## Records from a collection
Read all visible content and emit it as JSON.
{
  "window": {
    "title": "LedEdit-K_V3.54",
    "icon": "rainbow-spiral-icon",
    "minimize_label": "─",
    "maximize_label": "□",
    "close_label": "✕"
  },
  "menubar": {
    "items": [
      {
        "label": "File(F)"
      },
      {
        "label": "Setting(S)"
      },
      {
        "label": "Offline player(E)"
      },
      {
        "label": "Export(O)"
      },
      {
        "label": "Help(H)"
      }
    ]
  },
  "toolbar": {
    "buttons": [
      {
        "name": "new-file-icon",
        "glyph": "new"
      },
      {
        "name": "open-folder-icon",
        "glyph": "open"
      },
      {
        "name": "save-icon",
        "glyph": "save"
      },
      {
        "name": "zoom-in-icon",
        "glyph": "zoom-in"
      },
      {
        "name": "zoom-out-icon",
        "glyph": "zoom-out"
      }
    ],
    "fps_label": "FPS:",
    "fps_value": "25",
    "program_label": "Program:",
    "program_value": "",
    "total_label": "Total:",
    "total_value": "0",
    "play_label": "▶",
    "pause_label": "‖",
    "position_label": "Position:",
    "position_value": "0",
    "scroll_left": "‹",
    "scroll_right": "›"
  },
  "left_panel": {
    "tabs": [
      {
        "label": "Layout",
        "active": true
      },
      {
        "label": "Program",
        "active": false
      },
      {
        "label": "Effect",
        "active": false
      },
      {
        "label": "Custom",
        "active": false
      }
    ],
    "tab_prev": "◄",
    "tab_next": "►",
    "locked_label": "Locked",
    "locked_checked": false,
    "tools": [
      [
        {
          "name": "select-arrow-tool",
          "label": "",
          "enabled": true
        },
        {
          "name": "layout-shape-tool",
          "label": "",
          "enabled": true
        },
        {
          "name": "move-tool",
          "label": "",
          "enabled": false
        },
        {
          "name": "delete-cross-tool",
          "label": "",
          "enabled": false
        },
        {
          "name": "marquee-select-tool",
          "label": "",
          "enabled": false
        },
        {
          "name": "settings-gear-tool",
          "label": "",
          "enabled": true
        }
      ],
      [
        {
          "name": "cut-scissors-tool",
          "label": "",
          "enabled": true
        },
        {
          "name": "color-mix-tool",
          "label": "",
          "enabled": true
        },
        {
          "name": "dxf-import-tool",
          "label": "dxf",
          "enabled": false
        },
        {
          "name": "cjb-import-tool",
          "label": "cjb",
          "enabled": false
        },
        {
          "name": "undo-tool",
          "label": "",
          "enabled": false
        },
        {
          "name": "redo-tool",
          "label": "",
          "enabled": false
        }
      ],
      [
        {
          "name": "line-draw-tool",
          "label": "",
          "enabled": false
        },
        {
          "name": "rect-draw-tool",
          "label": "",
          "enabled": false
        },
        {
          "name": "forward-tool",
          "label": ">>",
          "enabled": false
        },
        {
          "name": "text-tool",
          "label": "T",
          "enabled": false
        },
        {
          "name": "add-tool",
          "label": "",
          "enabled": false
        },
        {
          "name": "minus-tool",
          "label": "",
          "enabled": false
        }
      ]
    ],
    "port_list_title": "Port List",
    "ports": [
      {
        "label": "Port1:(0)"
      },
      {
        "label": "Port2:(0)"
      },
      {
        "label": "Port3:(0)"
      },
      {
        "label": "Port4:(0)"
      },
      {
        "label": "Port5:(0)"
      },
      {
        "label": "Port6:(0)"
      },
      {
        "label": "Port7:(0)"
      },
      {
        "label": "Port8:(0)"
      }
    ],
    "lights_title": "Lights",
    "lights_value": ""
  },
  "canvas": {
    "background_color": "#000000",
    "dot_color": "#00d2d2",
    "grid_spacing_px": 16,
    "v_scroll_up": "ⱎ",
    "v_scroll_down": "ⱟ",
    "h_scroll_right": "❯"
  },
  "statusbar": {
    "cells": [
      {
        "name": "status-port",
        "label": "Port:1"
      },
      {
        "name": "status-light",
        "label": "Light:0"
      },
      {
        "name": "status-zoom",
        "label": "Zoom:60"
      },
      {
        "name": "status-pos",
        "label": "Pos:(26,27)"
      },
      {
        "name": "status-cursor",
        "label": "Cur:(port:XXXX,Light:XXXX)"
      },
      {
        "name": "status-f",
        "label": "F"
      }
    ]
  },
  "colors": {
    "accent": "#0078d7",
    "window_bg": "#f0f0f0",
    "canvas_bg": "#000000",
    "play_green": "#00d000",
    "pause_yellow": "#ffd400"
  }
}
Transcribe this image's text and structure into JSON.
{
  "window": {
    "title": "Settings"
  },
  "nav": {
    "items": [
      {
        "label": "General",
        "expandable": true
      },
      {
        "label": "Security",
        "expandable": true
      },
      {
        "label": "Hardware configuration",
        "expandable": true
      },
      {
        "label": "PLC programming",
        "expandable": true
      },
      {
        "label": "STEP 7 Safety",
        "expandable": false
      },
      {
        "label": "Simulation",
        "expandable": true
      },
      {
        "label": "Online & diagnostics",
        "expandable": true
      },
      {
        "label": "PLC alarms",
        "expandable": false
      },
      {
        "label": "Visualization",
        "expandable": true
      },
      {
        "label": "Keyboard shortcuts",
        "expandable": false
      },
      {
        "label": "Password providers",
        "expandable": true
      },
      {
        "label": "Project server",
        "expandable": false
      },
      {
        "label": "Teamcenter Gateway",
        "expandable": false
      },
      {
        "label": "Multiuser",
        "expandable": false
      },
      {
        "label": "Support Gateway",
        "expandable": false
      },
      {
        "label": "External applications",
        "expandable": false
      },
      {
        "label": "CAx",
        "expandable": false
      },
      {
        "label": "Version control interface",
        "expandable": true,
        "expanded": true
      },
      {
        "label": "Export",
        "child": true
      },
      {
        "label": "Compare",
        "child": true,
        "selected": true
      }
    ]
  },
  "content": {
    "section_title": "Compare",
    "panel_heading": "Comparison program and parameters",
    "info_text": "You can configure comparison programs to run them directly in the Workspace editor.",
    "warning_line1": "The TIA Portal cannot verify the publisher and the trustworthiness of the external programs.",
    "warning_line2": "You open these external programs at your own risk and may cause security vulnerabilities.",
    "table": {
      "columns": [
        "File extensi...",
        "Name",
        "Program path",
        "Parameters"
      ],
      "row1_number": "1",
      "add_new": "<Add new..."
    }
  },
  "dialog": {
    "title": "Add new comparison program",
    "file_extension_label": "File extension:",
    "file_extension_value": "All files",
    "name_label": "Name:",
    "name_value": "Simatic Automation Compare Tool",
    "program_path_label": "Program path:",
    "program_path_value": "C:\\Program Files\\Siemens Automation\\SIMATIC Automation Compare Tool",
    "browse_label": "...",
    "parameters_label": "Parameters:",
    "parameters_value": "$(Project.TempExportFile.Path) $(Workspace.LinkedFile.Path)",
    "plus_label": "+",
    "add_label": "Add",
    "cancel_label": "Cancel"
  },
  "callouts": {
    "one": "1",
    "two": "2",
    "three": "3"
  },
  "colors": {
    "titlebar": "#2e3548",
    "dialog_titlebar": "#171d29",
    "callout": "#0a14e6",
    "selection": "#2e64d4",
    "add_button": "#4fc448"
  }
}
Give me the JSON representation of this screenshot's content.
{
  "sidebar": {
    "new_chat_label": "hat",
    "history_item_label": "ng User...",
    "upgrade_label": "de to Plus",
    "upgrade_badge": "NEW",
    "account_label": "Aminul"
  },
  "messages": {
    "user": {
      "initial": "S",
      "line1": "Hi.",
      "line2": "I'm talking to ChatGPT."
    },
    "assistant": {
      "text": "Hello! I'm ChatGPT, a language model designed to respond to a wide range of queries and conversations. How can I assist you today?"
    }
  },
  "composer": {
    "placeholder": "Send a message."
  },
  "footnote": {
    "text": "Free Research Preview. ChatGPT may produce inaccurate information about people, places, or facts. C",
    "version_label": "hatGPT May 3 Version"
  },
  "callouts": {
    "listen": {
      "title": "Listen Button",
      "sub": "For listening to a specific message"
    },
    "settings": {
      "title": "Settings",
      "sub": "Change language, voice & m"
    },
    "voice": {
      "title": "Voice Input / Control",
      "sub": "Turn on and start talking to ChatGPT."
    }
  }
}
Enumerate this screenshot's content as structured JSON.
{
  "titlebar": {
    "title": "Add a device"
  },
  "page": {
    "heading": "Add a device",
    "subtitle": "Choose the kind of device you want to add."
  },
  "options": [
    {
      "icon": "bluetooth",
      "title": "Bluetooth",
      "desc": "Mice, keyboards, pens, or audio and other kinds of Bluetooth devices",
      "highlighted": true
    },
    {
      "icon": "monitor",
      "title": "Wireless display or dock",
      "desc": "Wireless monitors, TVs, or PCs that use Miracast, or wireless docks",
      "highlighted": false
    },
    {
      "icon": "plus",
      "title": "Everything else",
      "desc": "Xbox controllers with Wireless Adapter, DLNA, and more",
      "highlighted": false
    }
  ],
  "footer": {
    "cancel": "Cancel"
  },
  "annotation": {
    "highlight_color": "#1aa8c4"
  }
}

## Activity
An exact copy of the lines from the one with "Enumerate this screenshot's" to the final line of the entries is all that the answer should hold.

## Response area
Enumerate this screenshot's content as structured JSON.
{
  "titlebar": {
    "title": "Add a device"
  },
  "page": {
    "heading": "Add a device",
    "subtitle": "Choose the kind of device you want to add."
  },
  "options": [
    {
      "icon": "bluetooth",
      "title": "Bluetooth",
      "desc": "Mice, keyboards, pens, or audio and other kinds of Bluetooth devices",
      "highlighted": true
    },
    {
      "icon": "monitor",
      "title": "Wireless display or dock",
      "desc": "Wireless monitors, TVs, or PCs that use Miracast, or wireless docks",
      "highlighted": false
    },
    {
      "icon": "plus",
      "title": "Everything else",
      "desc": "Xbox controllers with Wireless Adapter, DLNA, and more",
      "highlighted": false
    }
  ],
  "footer": {
    "cancel": "Cancel"
  },
  "annotation": {
    "highlight_color": "#1aa8c4"
  }
}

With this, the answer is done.